- _REQUIREMENT_
Collect the lines of the entries where "Guilherme" shows up.

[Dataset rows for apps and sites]
%%

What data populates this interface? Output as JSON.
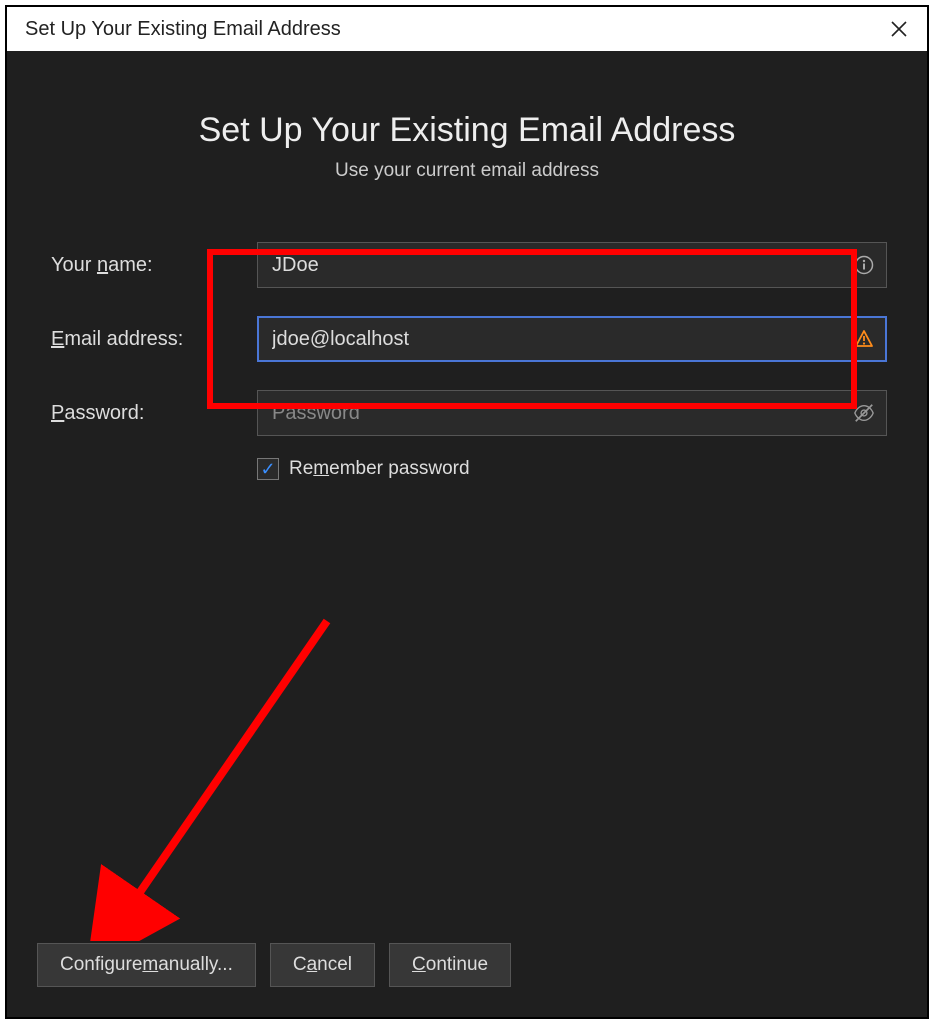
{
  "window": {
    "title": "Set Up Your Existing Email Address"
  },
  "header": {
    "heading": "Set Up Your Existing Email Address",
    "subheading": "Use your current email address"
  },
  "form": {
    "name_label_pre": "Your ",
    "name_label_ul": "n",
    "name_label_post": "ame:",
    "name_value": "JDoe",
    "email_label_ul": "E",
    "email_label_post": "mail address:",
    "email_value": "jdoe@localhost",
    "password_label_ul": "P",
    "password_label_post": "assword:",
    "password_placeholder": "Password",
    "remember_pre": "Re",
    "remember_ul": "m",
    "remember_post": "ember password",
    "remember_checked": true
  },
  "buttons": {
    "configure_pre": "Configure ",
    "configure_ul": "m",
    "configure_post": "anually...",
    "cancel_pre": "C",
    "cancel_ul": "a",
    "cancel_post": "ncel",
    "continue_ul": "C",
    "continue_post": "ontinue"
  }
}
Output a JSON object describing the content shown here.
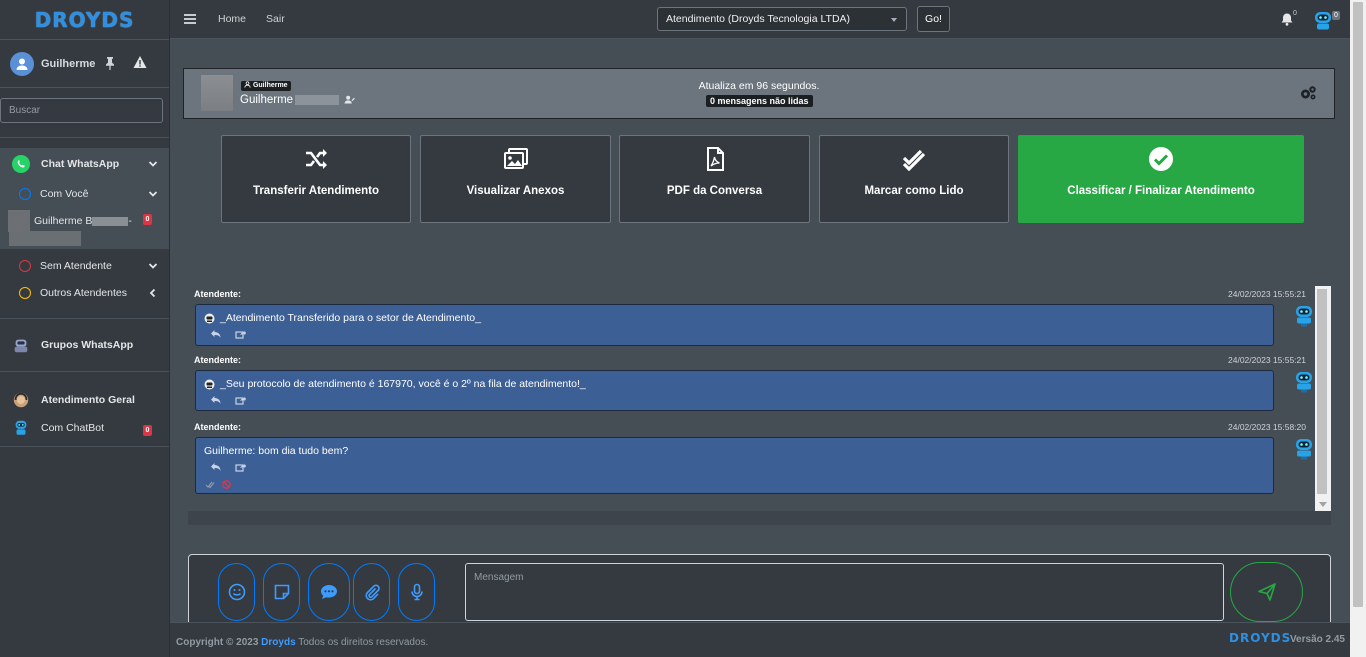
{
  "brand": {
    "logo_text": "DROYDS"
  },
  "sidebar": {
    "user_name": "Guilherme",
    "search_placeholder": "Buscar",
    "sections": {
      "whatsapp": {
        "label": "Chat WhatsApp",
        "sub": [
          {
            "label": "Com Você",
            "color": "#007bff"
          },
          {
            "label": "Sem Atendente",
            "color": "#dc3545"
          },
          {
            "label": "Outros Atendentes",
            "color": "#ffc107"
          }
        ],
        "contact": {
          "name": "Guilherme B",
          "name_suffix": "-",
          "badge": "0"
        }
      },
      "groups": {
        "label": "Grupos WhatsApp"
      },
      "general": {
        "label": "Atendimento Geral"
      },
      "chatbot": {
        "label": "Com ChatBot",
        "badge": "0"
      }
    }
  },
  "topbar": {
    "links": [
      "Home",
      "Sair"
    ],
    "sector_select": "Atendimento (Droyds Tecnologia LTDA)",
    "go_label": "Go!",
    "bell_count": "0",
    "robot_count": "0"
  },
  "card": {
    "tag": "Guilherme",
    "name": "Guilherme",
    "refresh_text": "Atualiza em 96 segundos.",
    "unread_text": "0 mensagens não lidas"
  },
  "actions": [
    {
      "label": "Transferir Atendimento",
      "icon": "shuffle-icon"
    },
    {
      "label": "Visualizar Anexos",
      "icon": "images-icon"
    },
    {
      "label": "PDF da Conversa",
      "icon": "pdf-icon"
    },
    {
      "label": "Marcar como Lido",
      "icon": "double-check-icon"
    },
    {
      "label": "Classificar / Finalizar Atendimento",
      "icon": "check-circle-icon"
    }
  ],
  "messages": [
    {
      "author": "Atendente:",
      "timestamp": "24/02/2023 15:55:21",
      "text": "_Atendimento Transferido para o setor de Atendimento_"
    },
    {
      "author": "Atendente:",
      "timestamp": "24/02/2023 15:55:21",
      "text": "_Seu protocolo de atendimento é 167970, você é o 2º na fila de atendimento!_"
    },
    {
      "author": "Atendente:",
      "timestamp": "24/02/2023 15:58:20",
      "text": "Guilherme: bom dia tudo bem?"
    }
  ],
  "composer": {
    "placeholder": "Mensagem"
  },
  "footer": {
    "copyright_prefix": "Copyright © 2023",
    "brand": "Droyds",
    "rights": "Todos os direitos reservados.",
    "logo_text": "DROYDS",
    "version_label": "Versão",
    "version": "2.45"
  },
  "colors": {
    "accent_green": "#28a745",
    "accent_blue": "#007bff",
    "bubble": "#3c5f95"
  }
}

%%
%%

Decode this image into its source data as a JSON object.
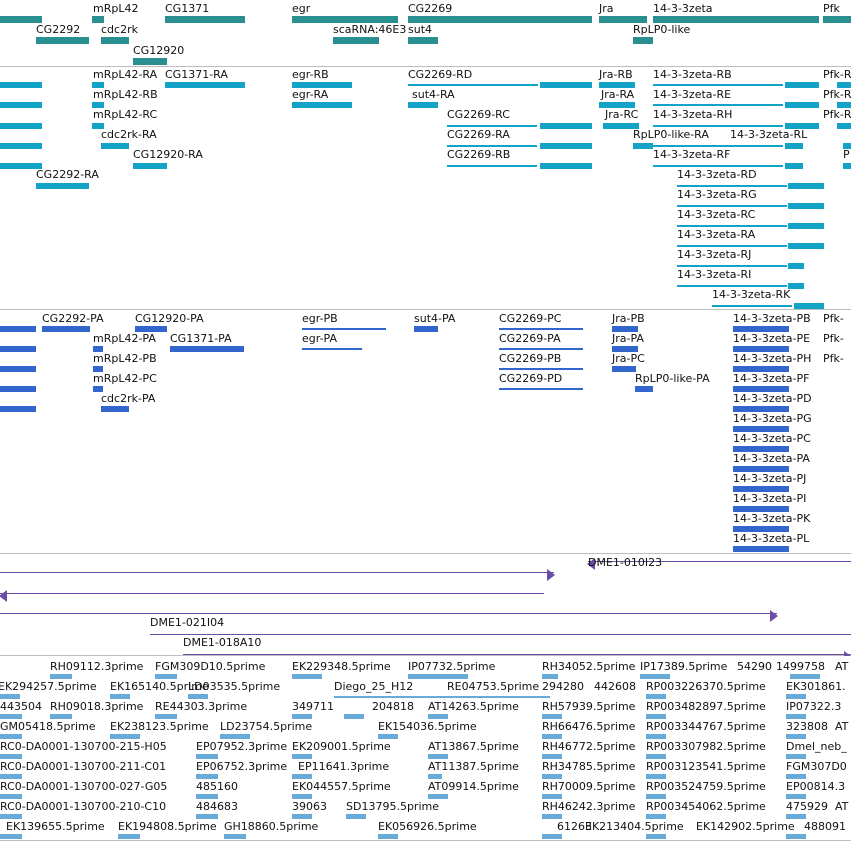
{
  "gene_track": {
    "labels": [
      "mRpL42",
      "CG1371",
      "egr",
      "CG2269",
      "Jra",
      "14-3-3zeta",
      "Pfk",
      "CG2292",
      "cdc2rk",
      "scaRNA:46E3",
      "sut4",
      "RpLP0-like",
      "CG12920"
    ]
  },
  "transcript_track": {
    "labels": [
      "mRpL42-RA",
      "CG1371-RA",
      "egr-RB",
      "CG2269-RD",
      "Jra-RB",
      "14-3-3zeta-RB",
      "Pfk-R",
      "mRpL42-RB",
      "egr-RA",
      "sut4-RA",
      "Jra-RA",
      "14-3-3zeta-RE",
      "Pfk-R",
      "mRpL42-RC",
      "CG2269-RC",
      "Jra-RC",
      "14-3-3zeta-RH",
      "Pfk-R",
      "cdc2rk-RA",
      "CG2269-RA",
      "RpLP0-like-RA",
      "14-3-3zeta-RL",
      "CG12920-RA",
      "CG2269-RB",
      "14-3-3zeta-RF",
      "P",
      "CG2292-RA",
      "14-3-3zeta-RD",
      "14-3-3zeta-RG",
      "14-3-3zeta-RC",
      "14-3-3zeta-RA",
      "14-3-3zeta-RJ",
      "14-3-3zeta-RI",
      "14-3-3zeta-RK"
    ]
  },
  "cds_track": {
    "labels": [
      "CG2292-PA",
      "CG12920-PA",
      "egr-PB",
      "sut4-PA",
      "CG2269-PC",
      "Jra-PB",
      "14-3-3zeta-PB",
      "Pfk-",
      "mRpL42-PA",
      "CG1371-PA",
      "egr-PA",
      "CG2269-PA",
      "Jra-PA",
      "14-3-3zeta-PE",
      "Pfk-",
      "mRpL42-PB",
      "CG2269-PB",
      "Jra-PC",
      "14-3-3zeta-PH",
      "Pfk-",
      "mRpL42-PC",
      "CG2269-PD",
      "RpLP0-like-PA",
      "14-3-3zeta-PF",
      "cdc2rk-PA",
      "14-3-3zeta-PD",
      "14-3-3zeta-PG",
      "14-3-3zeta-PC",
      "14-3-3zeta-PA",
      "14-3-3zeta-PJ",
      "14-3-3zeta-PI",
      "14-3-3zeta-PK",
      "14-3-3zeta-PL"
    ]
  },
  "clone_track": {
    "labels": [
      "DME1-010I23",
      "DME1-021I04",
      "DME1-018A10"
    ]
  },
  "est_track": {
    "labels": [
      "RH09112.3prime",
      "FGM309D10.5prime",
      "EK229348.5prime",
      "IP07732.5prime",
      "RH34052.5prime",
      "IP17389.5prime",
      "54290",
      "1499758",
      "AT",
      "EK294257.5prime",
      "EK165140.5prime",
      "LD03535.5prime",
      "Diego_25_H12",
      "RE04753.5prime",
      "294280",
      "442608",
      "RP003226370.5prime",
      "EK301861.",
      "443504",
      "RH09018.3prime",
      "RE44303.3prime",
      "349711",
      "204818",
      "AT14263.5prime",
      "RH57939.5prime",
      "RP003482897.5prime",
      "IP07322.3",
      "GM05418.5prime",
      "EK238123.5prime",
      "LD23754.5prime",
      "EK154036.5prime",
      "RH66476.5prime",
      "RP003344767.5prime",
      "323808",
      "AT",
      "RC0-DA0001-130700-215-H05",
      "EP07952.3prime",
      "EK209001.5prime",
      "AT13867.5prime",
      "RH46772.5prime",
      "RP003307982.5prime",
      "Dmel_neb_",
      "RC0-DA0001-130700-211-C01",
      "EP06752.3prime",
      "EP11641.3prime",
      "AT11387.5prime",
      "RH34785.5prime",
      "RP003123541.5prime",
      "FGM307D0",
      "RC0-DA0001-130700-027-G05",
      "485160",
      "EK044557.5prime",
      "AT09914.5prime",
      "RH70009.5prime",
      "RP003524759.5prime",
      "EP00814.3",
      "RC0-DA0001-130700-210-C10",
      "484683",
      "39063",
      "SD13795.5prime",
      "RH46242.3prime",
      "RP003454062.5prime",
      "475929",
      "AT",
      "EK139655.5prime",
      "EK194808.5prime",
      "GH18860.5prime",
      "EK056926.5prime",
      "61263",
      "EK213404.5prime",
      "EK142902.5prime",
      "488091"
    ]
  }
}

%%

- _RESULT_
    "user_name": "Guilherme",
          "name": "Guilherme B",
    "tag": "Guilherme",
    "name": "Guilherme",
      "text": "Guilherme: bom dia tudo bem?"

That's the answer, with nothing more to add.